Honeycomb Gets Sweeter with Android 3.2

ASUS is upping the ante with its Eee Pad Transformer's upgrades. When it was first released, it was powered with Android 3.0 Honeycomb OS. Sometime in late May and early June, the Transformer got an update to Android 3.1. Now, it leaps ahead of the other Android tablets by bringing the updated Android 3.2 OS to all its Eee Pad tablet devices. Honestly, the upgrade to Android 3.2 is not game-changing. It brings about minimal changes, bug fixes, improvements in performance and app zooming. For this review, we will look at app zooming, which is a key highlight of Android 3.2.

While some Android apps that are created specifically for mobile phones do work and look fine on tablets, there are some apps that will look odd and in the worst case scenario, become totally unusable after being stretched to fill the screen. Android 3.2 attempts to address this flaw with its compatibility zoom. 
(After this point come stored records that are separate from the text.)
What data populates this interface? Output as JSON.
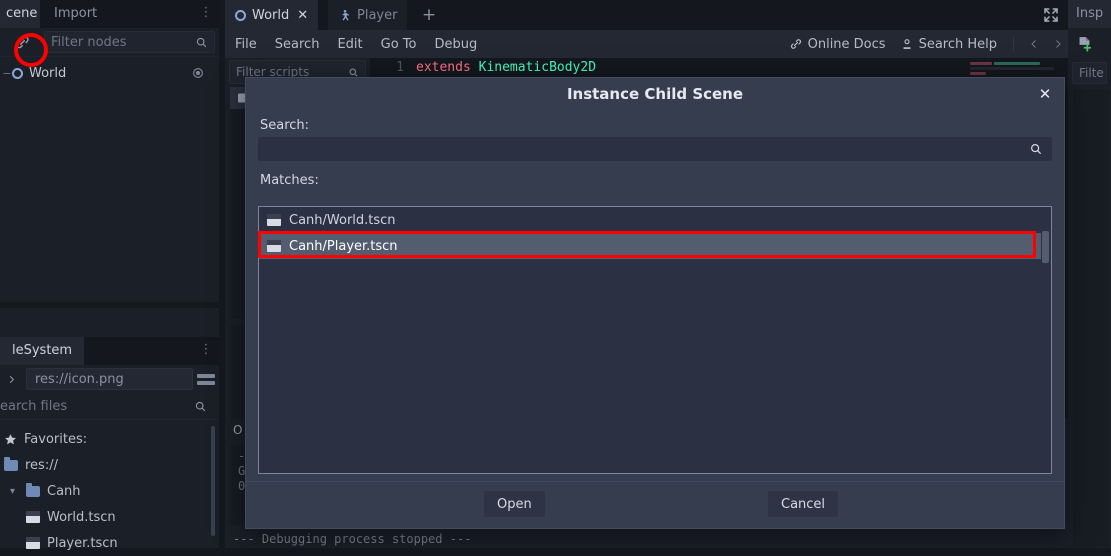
{
  "app": {
    "name": "Godot Engine Editor",
    "theme_bg": "#15181e",
    "dialog_bg": "#363d4f",
    "accent_red": "#ff0000"
  },
  "left_dock": {
    "tabs": [
      {
        "label": "cene",
        "active": true,
        "name": "tab-scene"
      },
      {
        "label": "Import",
        "active": false,
        "name": "tab-import"
      }
    ],
    "menu_dots": "⋮",
    "instance_child_scene_icon": "link-icon",
    "filter_placeholder": "Filter nodes",
    "search_icon": "search-icon",
    "tree": [
      {
        "label": "World",
        "icon": "node2d-icon",
        "visibility_icon": "eye-icon"
      }
    ]
  },
  "filesystem": {
    "tab_label": "leSystem",
    "menu_dots": "⋮",
    "path_value": "res://icon.png",
    "search_placeholder": "earch files",
    "items": [
      {
        "label": "Favorites:",
        "icon": "star-icon",
        "indent": 1
      },
      {
        "label": "res://",
        "icon": "folder-icon",
        "indent": 1
      },
      {
        "label": "Canh",
        "icon": "folder-icon",
        "indent": 2,
        "expanded": true
      },
      {
        "label": "World.tscn",
        "icon": "scene-icon",
        "indent": 3
      },
      {
        "label": "Player.tscn",
        "icon": "scene-icon",
        "indent": 3
      }
    ]
  },
  "center": {
    "scene_tabs": [
      {
        "label": "World",
        "active": true,
        "closable": true,
        "icon": "node2d-icon"
      },
      {
        "label": "Player",
        "active": false,
        "closable": false,
        "icon": "kinematicbody2d-icon"
      }
    ],
    "add_tab_label": "+",
    "expand_icon": "expand-icon",
    "script_menu": [
      "File",
      "Search",
      "Edit",
      "Go To",
      "Debug"
    ],
    "online_docs_label": "Online Docs",
    "online_docs_icon": "link-icon",
    "search_help_label": "Search Help",
    "search_help_icon": "doc-search-icon",
    "nav_prev_icon": "chevron-left-icon",
    "nav_next_icon": "chevron-right-icon",
    "scripts_filter_placeholder": "Filter scripts",
    "scripts_items": [
      {
        "label": "",
        "selected": true,
        "icon": "script-icon"
      }
    ],
    "code_lines": [
      {
        "number": "1",
        "keyword": "extends",
        "rest": "KinematicBody2D"
      }
    ]
  },
  "bottom_panel": {
    "tab_label": "O",
    "lines": [
      "-",
      "G",
      "0"
    ],
    "status_text": "--- Debugging process stopped ---"
  },
  "right_dock": {
    "tab_label": "Insp",
    "new_resource_icon": "new-resource-icon",
    "filter_placeholder": "Filte"
  },
  "dialog": {
    "title": "Instance Child Scene",
    "close_label": "✕",
    "search_label": "Search:",
    "search_value": "",
    "search_icon": "search-icon",
    "matches_label": "Matches:",
    "matches": [
      {
        "label": "Canh/World.tscn",
        "icon": "scene-icon",
        "selected": false
      },
      {
        "label": "Canh/Player.tscn",
        "icon": "scene-icon",
        "selected": true
      }
    ],
    "open_label": "Open",
    "cancel_label": "Cancel"
  },
  "annotations": [
    {
      "type": "circle",
      "target": "instance-child-scene-button"
    },
    {
      "type": "rectangle",
      "target": "dialog-match-player-tscn"
    }
  ]
}
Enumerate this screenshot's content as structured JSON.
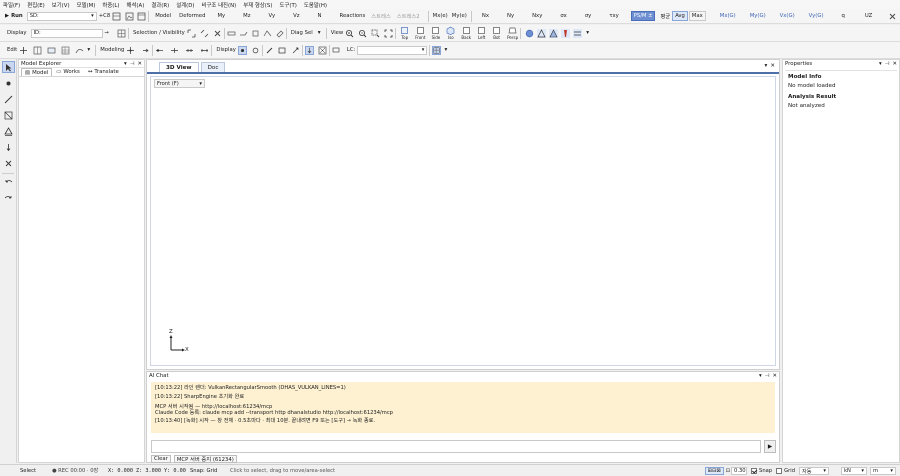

While making apps more usable on the bigger screens of tablets, the app zoom feature does not address the crux of problem, which is the lack of tablet-optimized apps. Google Android needs to spend more effort and time wooing developers to help it catch up with market leader, Apple in this critical aspect. Nevertheless, the app zoom is a welcome feature that will make the user experience on Android tablets better.

The interface of the Transformer remains largely unchanged, with the addition of ASUS' customized widgets and apps. The Honeycomb user interface by default is already a huge improvement over the Android 2.2 tablets we saw last year, and ASUS' tweaks just made it easier to use.

 

 As part of ASUS' Waveshare user interface, the Transformer comes pre-installed with several apps such as MyLibrary, MyNet and MyCloud to enhance its usability. 

 

Seen only in the Transformer is ASUS' redesigned virtual QWERTY keyboard, which we felt made typing on the tablet a lot faster. If you want the stock Honeycomb keyboard, you have the option to switch back via Settings > Language & Input > Keyboard settings > Current input method >  English (UK) Keyboard (Android keyboard).

Another useful feature that ASUS equips the Transformer is the ability to do screenshots. A sore point with current Android devices is the inability to take screenshots, unlike their iOS counterparts. The screenshot function can be disabled or enabled via Settings > Screen > Screenshot.